Problem to solve
Your response should be a copy of each line in the listing below that includes the word "phone".

[Excerpted data — start]

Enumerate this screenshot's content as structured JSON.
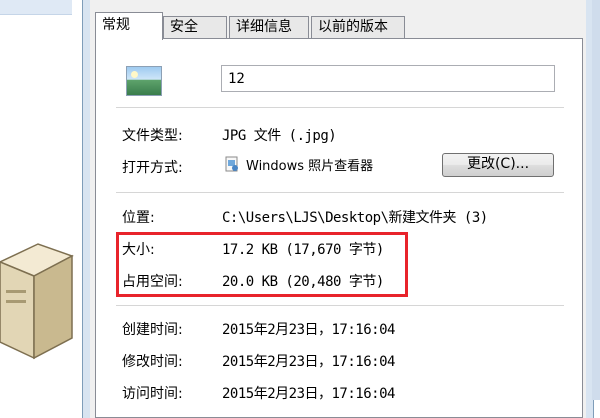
{
  "tabs": [
    {
      "label": "常规",
      "active": true
    },
    {
      "label": "安全",
      "active": false
    },
    {
      "label": "详细信息",
      "active": false
    },
    {
      "label": "以前的版本",
      "active": false
    }
  ],
  "file": {
    "name": "12",
    "type_label": "文件类型:",
    "type_value": "JPG 文件 (.jpg)",
    "open_with_label": "打开方式:",
    "open_with_app": "Windows 照片查看器",
    "change_button": "更改(C)...",
    "location_label": "位置:",
    "location_value": "C:\\Users\\LJS\\Desktop\\新建文件夹 (3)",
    "size_label": "大小:",
    "size_value": "17.2 KB (17,670 字节)",
    "disk_size_label": "占用空间:",
    "disk_size_value": "20.0 KB (20,480 字节)",
    "created_label": "创建时间:",
    "created_value": "2015年2月23日，17:16:04",
    "modified_label": "修改时间:",
    "modified_value": "2015年2月23日，17:16:04",
    "accessed_label": "访问时间:",
    "accessed_value": "2015年2月23日，17:16:04"
  },
  "colors": {
    "highlight": "#e8232b",
    "dialog_frame": "#d8e4f1",
    "panel_bg": "#ffffff"
  },
  "icons": [
    "image-file-icon",
    "photo-viewer-icon",
    "server-box-icon"
  ]
}
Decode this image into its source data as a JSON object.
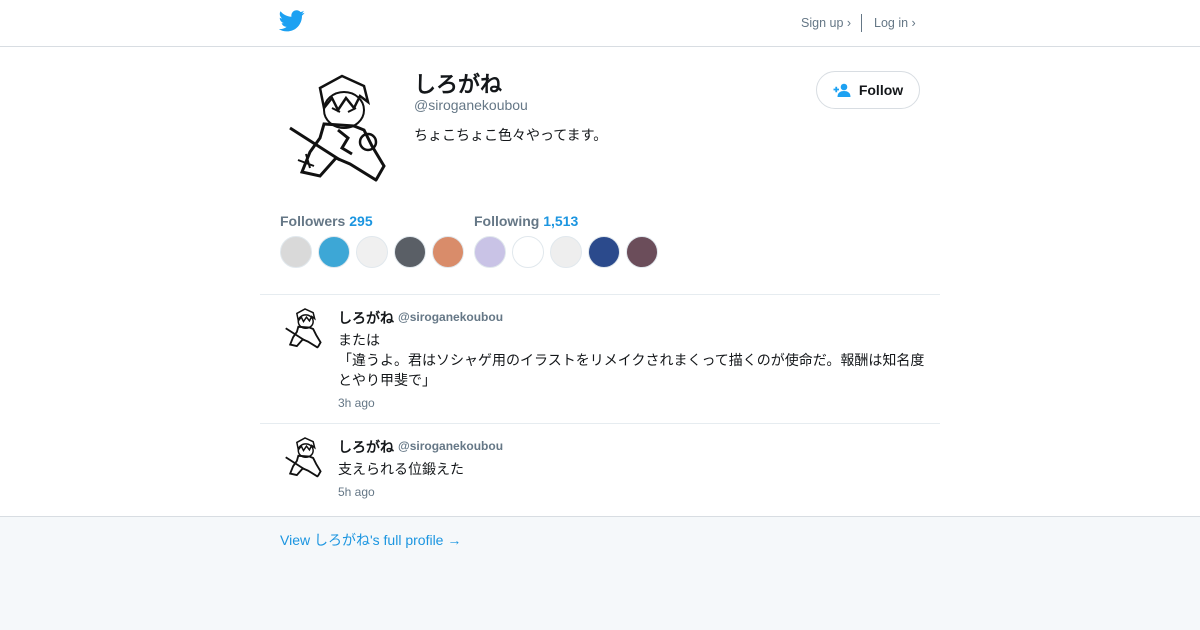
{
  "header": {
    "logo_icon": "twitter-bird-icon",
    "signup_label": "Sign up ›",
    "login_label": "Log in ›"
  },
  "profile": {
    "name": "しろがね",
    "handle": "@siroganekoubou",
    "bio": "ちょこちょこ色々やってます。",
    "follow_label": "Follow",
    "followers_label": "Followers",
    "followers_count": "295",
    "following_label": "Following",
    "following_count": "1,513"
  },
  "followers_avatars": [
    {
      "name": "follower-1",
      "color": "#d9d9d9"
    },
    {
      "name": "follower-2",
      "color": "#3da7d6"
    },
    {
      "name": "follower-3",
      "color": "#f0f0f0"
    },
    {
      "name": "follower-4",
      "color": "#5a5f66"
    },
    {
      "name": "follower-5",
      "color": "#d98c6a"
    }
  ],
  "following_avatars": [
    {
      "name": "following-1",
      "color": "#c9c3e6"
    },
    {
      "name": "following-2",
      "color": "#ffffff"
    },
    {
      "name": "following-3",
      "color": "#eeeeee"
    },
    {
      "name": "following-4",
      "color": "#2b4a8c"
    },
    {
      "name": "following-5",
      "color": "#6b4d5a"
    }
  ],
  "tweets": [
    {
      "name": "しろがね",
      "handle": "@siroganekoubou",
      "lines": [
        "または",
        "「違うよ。君はソシャゲ用のイラストをリメイクされまくって描くのが使命だ。報酬は知名度",
        "とやり甲斐で」"
      ],
      "time": "3h ago"
    },
    {
      "name": "しろがね",
      "handle": "@siroganekoubou",
      "lines": [
        "支えられる位鍛えた"
      ],
      "time": "5h ago"
    }
  ],
  "footer": {
    "full_profile_link": "View しろがね's full profile →"
  },
  "colors": {
    "accent": "#1b95e0",
    "bird": "#1da1f2",
    "muted": "#657786"
  }
}
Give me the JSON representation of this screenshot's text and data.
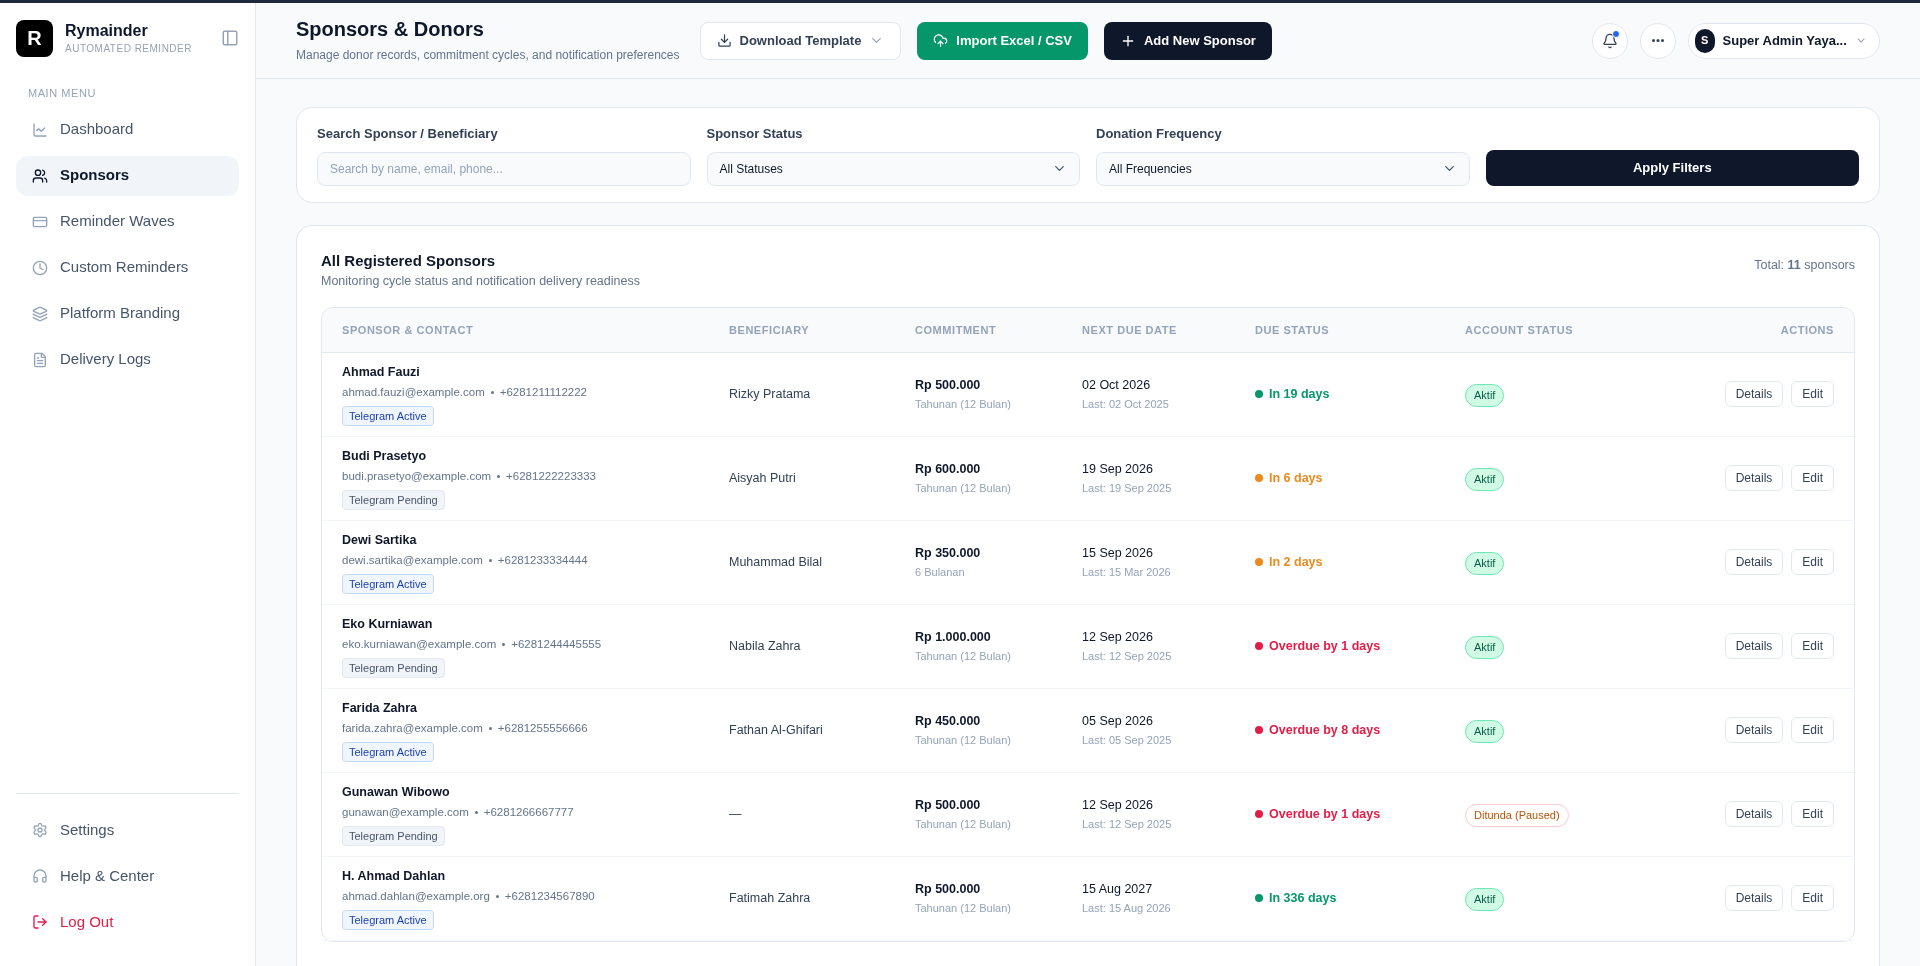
{
  "brand": {
    "logo": "R",
    "name": "Rymainder",
    "tagline": "AUTOMATED REMINDER"
  },
  "sidebar": {
    "section": "MAIN MENU",
    "items": [
      {
        "label": "Dashboard",
        "selected": false
      },
      {
        "label": "Sponsors",
        "selected": true
      },
      {
        "label": "Reminder Waves",
        "selected": false
      },
      {
        "label": "Custom Reminders",
        "selected": false
      },
      {
        "label": "Platform Branding",
        "selected": false
      },
      {
        "label": "Delivery Logs",
        "selected": false
      }
    ],
    "footer": [
      {
        "label": "Settings",
        "kind": "normal"
      },
      {
        "label": "Help & Center",
        "kind": "normal"
      },
      {
        "label": "Log Out",
        "kind": "danger"
      }
    ]
  },
  "header": {
    "title": "Sponsors & Donors",
    "subtitle": "Manage donor records, commitment cycles, and notification preferences",
    "buttons": [
      {
        "label": "Download Template",
        "kind": "outline"
      },
      {
        "label": "Import Excel / CSV",
        "kind": "green"
      },
      {
        "label": "Add New Sponsor",
        "kind": "dark"
      }
    ],
    "notification_unread": true,
    "user": {
      "initial": "S",
      "name": "Super Admin Yaya..."
    }
  },
  "filters": {
    "search": {
      "label": "Search Sponsor / Beneficiary",
      "placeholder": "Search by name, email, phone..."
    },
    "status": {
      "label": "Sponsor Status",
      "value": "All Statuses"
    },
    "frequency": {
      "label": "Donation Frequency",
      "value": "All Frequencies"
    },
    "apply": "Apply Filters"
  },
  "table": {
    "title": "All Registered Sponsors",
    "subtitle": "Monitoring cycle status and notification delivery readiness",
    "total": "Total: **11** sponsors",
    "columns": [
      "SPONSOR & CONTACT",
      "BENEFICIARY",
      "COMMITMENT",
      "NEXT DUE DATE",
      "DUE STATUS",
      "ACCOUNT STATUS",
      "ACTIONS"
    ],
    "rows": [
      {
        "name": "Ahmad Fauzi",
        "email": "ahmad.fauzi@example.com",
        "phone": "+6281211112222",
        "telegram": {
          "label": "Telegram Active",
          "kind": "active"
        },
        "beneficiary": "Rizky Pratama",
        "amount": "Rp 500.000",
        "cycle": "Tahunan (12 Bulan)",
        "due": "02 Oct 2026",
        "last": "Last: 02 Oct 2025",
        "due_status": "In 19 days",
        "color": "#059669",
        "account": {
          "label": "Aktif",
          "kind": "active"
        },
        "actions": [
          "Details",
          "Edit"
        ]
      },
      {
        "name": "Budi Prasetyo",
        "email": "budi.prasetyo@example.com",
        "phone": "+6281222223333",
        "telegram": {
          "label": "Telegram Pending",
          "kind": "pending"
        },
        "beneficiary": "Aisyah Putri",
        "amount": "Rp 600.000",
        "cycle": "Tahunan (12 Bulan)",
        "due": "19 Sep 2026",
        "last": "Last: 19 Sep 2025",
        "due_status": "In 6 days",
        "color": "#ea8a1f",
        "account": {
          "label": "Aktif",
          "kind": "active"
        },
        "actions": [
          "Details",
          "Edit"
        ]
      },
      {
        "name": "Dewi Sartika",
        "email": "dewi.sartika@example.com",
        "phone": "+6281233334444",
        "telegram": {
          "label": "Telegram Active",
          "kind": "active"
        },
        "beneficiary": "Muhammad Bilal",
        "amount": "Rp 350.000",
        "cycle": "6 Bulanan",
        "due": "15 Sep 2026",
        "last": "Last: 15 Mar 2026",
        "due_status": "In 2 days",
        "color": "#ea8a1f",
        "account": {
          "label": "Aktif",
          "kind": "active"
        },
        "actions": [
          "Details",
          "Edit"
        ]
      },
      {
        "name": "Eko Kurniawan",
        "email": "eko.kurniawan@example.com",
        "phone": "+6281244445555",
        "telegram": {
          "label": "Telegram Pending",
          "kind": "pending"
        },
        "beneficiary": "Nabila Zahra",
        "amount": "Rp 1.000.000",
        "cycle": "Tahunan (12 Bulan)",
        "due": "12 Sep 2026",
        "last": "Last: 12 Sep 2025",
        "due_status": "Overdue by 1 days",
        "color": "#e11d48",
        "account": {
          "label": "Aktif",
          "kind": "active"
        },
        "actions": [
          "Details",
          "Edit"
        ]
      },
      {
        "name": "Farida Zahra",
        "email": "farida.zahra@example.com",
        "phone": "+6281255556666",
        "telegram": {
          "label": "Telegram Active",
          "kind": "active"
        },
        "beneficiary": "Fathan Al-Ghifari",
        "amount": "Rp 450.000",
        "cycle": "Tahunan (12 Bulan)",
        "due": "05 Sep 2026",
        "last": "Last: 05 Sep 2025",
        "due_status": "Overdue by 8 days",
        "color": "#e11d48",
        "account": {
          "label": "Aktif",
          "kind": "active"
        },
        "actions": [
          "Details",
          "Edit"
        ]
      },
      {
        "name": "Gunawan Wibowo",
        "email": "gunawan@example.com",
        "phone": "+6281266667777",
        "telegram": {
          "label": "Telegram Pending",
          "kind": "pending"
        },
        "beneficiary": "—",
        "amount": "Rp 500.000",
        "cycle": "Tahunan (12 Bulan)",
        "due": "12 Sep 2026",
        "last": "Last: 12 Sep 2025",
        "due_status": "Overdue by 1 days",
        "color": "#e11d48",
        "account": {
          "label": "Ditunda (Paused)",
          "kind": "paused"
        },
        "actions": [
          "Details",
          "Edit"
        ]
      },
      {
        "name": "H. Ahmad Dahlan",
        "email": "ahmad.dahlan@example.org",
        "phone": "+6281234567890",
        "telegram": {
          "label": "Telegram Active",
          "kind": "active"
        },
        "beneficiary": "Fatimah Zahra",
        "amount": "Rp 500.000",
        "cycle": "Tahunan (12 Bulan)",
        "due": "15 Aug 2027",
        "last": "Last: 15 Aug 2026",
        "due_status": "In 336 days",
        "color": "#059669",
        "account": {
          "label": "Aktif",
          "kind": "active"
        },
        "actions": [
          "Details",
          "Edit"
        ]
      }
    ]
  }
}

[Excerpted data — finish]

Output below
      "placeholder": "Search by name, email, phone..."
        "phone": "+6281211112222",
        "phone": "+6281222223333",
        "phone": "+6281233334444",
        "phone": "+6281244445555",
        "phone": "+6281255556666",
        "phone": "+6281266667777",
        "phone": "+6281234567890",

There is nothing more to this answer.